Upper jaw longest: lateral line nearly straight.

M. vulgaris, Flem. Brit. An. p. 195. Gadus Merlangus, Linn. Syst. Nat. torn. 1. p. 438. Block, Ichth. pl. 65. Tart. Brit. Faun. p. 91. Don. Brit. Fish. vol. 11. pl. 36. Asellus mollis major seu albus, Will. Hist. Pise. p. 170. tab. L. m. 1. n. 5. Whiting, Penn. Brit. Zool. vol. iii. p. 190. Id. (Edit. 1812). vol. in. p. 255. Merlan commun, Cuv. Reg. An. torn. 11. p. 332.

Length

From twelve to sixteen, rarely twenty, inches.

Description

{Form). More slender and elongated than the Common Cod: greatest depth one-sixth of the entire length: head about one-fourth: snout a little pointed; upper jaw very sensibly the longest: teeth above in several rows; the outer row longer than the others, and appearing beyond those in the lower jaw, when the mouth is closed; these last forming but a single row: eyes round, large; their diameter about one-fifth the length of the head: no longitudinal groove on the nape: lateral line nearly straight, showing Only a slight flexure beneath the commencement of the second dorsal: scales small: first dorsal commencing at about one-third of the entire length; of a triangular form, its length and greatest elevation about the same, equalling two-thirds of the depth of the body; third, fourth, and fifth, rays longest: second dorsal commencing after a very short interval, much longer than the first, but in other respects similar: third dorsal resembling the second, and commencing after about the same interval; fourth and fifth rays longest: vent in a line with the fourth ray of the first dorsal; first anal commencing immediately behind it, and terminating a little beyond a vertical line from the end of the second dorsal; first seven rays gradually increasing in length from the first, which is extremely short; eighth and some of the succeeding rays longest, and nearly even; last five or six gradually decreasing: second anal answering to the third dorsal: caudal nearly even: pectorals a little in advance of the first dorsal; rather more than half the length of the head; third and fourth rays longest: vent-rals narrow and tapering, rather shorter than the pectorals; second ray much longer than the others: number of fin-rays,
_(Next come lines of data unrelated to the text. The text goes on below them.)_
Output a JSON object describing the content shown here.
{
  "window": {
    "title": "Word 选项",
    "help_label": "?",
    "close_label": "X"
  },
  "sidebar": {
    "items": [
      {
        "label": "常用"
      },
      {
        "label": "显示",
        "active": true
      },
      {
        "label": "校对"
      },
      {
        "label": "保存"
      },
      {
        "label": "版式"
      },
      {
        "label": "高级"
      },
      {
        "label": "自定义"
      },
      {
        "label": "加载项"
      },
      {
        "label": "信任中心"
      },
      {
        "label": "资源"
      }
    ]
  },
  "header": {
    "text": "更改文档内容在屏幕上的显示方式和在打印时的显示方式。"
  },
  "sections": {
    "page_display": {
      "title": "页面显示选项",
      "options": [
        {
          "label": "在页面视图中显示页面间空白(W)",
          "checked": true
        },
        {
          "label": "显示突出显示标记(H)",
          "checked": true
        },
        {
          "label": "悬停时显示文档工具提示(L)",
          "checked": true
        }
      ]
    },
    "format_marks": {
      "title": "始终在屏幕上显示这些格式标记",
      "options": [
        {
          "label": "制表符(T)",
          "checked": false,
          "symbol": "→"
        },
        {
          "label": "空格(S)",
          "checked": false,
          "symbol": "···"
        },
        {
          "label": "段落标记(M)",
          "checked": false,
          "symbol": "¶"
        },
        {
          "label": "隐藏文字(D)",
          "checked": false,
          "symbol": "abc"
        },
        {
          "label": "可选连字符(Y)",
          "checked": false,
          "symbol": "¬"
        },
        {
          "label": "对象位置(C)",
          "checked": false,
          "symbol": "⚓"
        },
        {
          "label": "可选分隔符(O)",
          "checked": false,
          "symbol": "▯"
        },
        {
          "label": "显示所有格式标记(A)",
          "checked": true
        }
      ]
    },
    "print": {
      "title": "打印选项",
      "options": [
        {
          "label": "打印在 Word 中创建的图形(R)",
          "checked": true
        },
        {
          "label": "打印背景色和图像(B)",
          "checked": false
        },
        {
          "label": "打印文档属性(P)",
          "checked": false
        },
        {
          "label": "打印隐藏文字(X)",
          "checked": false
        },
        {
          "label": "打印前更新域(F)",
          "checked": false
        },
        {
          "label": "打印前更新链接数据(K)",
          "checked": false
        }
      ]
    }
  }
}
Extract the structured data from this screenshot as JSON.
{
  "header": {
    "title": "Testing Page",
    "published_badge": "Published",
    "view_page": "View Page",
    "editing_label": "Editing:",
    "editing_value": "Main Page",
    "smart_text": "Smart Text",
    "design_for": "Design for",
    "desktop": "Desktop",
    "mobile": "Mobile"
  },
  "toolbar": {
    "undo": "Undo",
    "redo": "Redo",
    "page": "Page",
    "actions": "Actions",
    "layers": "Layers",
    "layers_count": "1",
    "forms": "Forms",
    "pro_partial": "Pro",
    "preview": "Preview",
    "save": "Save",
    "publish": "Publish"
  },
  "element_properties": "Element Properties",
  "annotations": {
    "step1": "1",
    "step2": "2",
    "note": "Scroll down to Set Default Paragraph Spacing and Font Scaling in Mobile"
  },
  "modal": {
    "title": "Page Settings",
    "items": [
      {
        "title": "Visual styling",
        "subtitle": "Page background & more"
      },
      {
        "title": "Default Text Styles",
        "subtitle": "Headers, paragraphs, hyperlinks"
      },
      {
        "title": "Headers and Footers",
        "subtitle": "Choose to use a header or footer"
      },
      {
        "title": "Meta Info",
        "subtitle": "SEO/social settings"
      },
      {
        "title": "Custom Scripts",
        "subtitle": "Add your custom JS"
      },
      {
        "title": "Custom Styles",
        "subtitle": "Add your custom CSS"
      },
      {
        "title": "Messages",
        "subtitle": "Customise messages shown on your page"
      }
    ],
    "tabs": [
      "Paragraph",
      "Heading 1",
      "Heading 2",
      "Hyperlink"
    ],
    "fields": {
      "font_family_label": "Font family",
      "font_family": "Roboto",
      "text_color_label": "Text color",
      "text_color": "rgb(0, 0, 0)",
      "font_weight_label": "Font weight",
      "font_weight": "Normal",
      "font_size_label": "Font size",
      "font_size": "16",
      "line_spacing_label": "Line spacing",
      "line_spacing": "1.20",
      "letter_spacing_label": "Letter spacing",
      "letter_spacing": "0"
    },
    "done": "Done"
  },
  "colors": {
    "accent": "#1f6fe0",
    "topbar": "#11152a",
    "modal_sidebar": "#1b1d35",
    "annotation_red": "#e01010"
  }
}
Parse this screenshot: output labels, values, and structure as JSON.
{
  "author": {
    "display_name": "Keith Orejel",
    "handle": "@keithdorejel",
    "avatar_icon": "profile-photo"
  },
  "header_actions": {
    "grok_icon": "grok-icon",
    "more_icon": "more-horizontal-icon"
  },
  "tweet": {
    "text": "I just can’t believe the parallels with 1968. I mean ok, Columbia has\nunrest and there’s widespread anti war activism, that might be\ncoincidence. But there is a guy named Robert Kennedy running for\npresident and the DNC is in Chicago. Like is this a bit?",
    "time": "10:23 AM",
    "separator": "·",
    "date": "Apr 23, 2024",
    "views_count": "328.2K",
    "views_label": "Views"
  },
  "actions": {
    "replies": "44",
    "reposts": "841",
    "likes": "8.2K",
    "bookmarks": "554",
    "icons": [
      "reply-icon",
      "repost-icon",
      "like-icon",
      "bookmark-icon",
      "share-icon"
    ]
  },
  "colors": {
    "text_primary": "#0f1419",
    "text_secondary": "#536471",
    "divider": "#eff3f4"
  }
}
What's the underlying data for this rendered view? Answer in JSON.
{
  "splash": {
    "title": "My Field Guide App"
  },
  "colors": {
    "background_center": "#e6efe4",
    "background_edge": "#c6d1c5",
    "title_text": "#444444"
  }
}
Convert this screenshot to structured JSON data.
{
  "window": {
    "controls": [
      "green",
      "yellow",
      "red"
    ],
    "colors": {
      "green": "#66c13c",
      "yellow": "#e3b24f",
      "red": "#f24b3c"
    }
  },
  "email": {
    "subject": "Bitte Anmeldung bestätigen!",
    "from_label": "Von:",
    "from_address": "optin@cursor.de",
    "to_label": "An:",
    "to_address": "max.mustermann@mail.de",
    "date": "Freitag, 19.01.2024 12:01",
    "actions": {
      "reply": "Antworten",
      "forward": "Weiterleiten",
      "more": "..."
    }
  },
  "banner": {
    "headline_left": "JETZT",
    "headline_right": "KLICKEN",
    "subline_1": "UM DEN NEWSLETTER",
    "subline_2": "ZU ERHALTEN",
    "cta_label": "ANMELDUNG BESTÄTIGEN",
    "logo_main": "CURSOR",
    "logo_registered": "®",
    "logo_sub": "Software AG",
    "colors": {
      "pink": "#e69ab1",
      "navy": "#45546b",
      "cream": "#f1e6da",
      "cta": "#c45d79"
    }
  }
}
D. 15 - 19 - 20; A. 32 - 21; C. 31, and some short ones; P. 19; V. 6.

{Colours). Back, and upper part of the sides, pale brown, or reddish gray, generally without spots: belly silvery: lateral line whitish: a dusky spot at the roots of the pectoral fins.

A common species, taken in large quantities for the table during the spring and summer months. Said to keep in large shoals at the distance of two or three miles from the shore.